→ **What to work on**
For each record below, write an exact copy.
(Task material begins)
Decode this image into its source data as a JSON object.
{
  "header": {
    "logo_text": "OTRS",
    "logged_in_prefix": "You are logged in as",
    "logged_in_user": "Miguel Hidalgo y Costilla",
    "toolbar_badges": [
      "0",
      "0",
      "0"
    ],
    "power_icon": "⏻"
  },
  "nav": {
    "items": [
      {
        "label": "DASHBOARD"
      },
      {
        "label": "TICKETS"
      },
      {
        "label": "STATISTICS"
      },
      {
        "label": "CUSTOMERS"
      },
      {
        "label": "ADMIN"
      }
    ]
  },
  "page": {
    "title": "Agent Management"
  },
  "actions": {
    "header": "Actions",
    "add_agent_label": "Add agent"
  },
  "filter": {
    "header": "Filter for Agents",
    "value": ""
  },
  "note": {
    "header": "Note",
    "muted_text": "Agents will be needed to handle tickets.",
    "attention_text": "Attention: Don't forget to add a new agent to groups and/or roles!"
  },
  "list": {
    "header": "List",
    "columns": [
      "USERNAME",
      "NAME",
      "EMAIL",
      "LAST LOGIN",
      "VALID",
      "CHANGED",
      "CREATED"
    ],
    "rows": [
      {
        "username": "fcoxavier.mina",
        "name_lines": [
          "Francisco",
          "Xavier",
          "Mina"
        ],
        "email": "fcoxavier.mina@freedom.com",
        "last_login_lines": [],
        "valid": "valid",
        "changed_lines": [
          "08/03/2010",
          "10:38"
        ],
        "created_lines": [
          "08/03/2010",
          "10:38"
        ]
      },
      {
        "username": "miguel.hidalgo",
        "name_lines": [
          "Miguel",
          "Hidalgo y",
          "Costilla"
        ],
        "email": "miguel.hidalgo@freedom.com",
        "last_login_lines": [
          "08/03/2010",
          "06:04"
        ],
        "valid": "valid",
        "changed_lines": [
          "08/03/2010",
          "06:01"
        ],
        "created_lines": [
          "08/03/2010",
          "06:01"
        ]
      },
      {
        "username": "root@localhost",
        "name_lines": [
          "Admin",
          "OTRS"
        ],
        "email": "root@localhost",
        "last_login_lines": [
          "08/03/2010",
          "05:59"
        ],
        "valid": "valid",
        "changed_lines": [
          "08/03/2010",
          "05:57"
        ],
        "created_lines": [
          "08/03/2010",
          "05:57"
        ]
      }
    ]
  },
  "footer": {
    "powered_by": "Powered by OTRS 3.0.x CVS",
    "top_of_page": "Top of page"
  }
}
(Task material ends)
→ **Written response**
Decode this image into its source data as a JSON object.
{
  "header": {
    "logo_text": "OTRS",
    "logged_in_prefix": "You are logged in as",
    "logged_in_user": "Miguel Hidalgo y Costilla",
    "toolbar_badges": [
      "0",
      "0",
      "0"
    ],
    "power_icon": "⏻"
  },
  "nav": {
    "items": [
      {
        "label": "DASHBOARD"
      },
      {
        "label": "TICKETS"
      },
      {
        "label": "STATISTICS"
      },
      {
        "label": "CUSTOMERS"
      },
      {
        "label": "ADMIN"
      }
    ]
  },
  "page": {
    "title": "Agent Management"
  },
  "actions": {
    "header": "Actions",
    "add_agent_label": "Add agent"
  },
  "filter": {
    "header": "Filter for Agents",
    "value": ""
  },
  "note": {
    "header": "Note",
    "muted_text": "Agents will be needed to handle tickets.",
    "attention_text": "Attention: Don't forget to add a new agent to groups and/or roles!"
  },
  "list": {
    "header": "List",
    "columns": [
      "USERNAME",
      "NAME",
      "EMAIL",
      "LAST LOGIN",
      "VALID",
      "CHANGED",
      "CREATED"
    ],
    "rows": [
      {
        "username": "fcoxavier.mina",
        "name_lines": [
          "Francisco",
          "Xavier",
          "Mina"
        ],
        "email": "fcoxavier.mina@freedom.com",
        "last_login_lines": [],
        "valid": "valid",
        "changed_lines": [
          "08/03/2010",
          "10:38"
        ],
        "created_lines": [
          "08/03/2010",
          "10:38"
        ]
      },
      {
        "username": "miguel.hidalgo",
        "name_lines": [
          "Miguel",
          "Hidalgo y",
          "Costilla"
        ],
        "email": "miguel.hidalgo@freedom.com",
        "last_login_lines": [
          "08/03/2010",
          "06:04"
        ],
        "valid": "valid",
        "changed_lines": [
          "08/03/2010",
          "06:01"
        ],
        "created_lines": [
          "08/03/2010",
          "06:01"
        ]
      },
      {
        "username": "root@localhost",
        "name_lines": [
          "Admin",
          "OTRS"
        ],
        "email": "root@localhost",
        "last_login_lines": [
          "08/03/2010",
          "05:59"
        ],
        "valid": "valid",
        "changed_lines": [
          "08/03/2010",
          "05:57"
        ],
        "created_lines": [
          "08/03/2010",
          "05:57"
        ]
      }
    ]
  },
  "footer": {
    "powered_by": "Powered by OTRS 3.0.x CVS",
    "top_of_page": "Top of page"
  }
}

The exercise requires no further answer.